The Royal Flying Doctor Service’s (RFDS) south-eastern section has updated its advice on how to treat a snakebite, after a big, new study overturned many old concepts about the best actions to take.
The Australian Snakebite Project collected data over 10 years from more than 1,500 patients, and helped identify not only the snake most likely to bite, but also the people most likely to be bitten.
When it comes to bites, the brown snake is the most common source, followed by the tiger snake, and the red-bellied black snake. And men in their 30s are far more likely to be bitten than women – they make up 75 per cent of all bite victims.
Surprisingly, however, most bites occur near houses, not in the bush, with 50 per cent happening while people were out for a walk. Gardening, or actually trying to catch a snake, were two other common scenarios.
And although only about 25 of the 835 cases studied resulted in death, 75 per cent of all bit victims suffered consumption coagulopathy, which causes blood clotting and life-threatening haemorrhages, with other side effects including kidney injuries, brain and muscle damage, and heart attack.
That’s why the RFDS advises people to take action as quickly as possible after a bit, even if it’s painless and there’s little actual damage to the skin visible. Symptoms to look out for include an unexplained collapse, vomiting, abdominal pain, bleeding, or paralysis.
The findings also busted a number of myths on how to treat a snakebite.
The RFDS says:

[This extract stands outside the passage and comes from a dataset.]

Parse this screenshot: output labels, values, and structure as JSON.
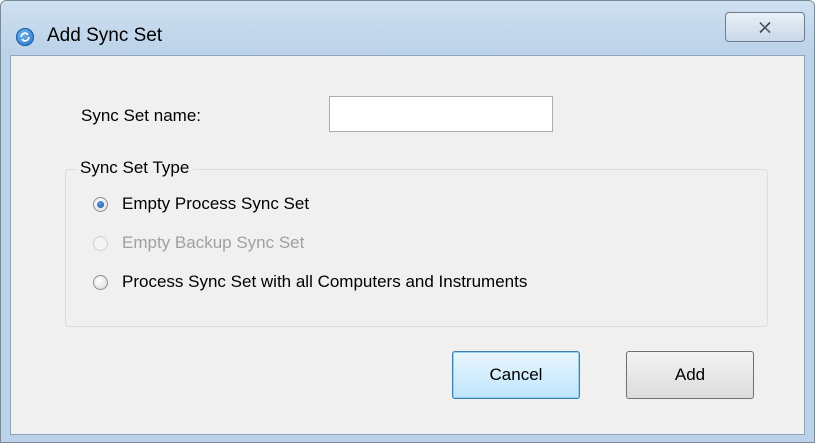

“As venomous snakes are found in every state and territory we urge everyone, not just those in the warmer outback locations, to be vigilant,” she advises.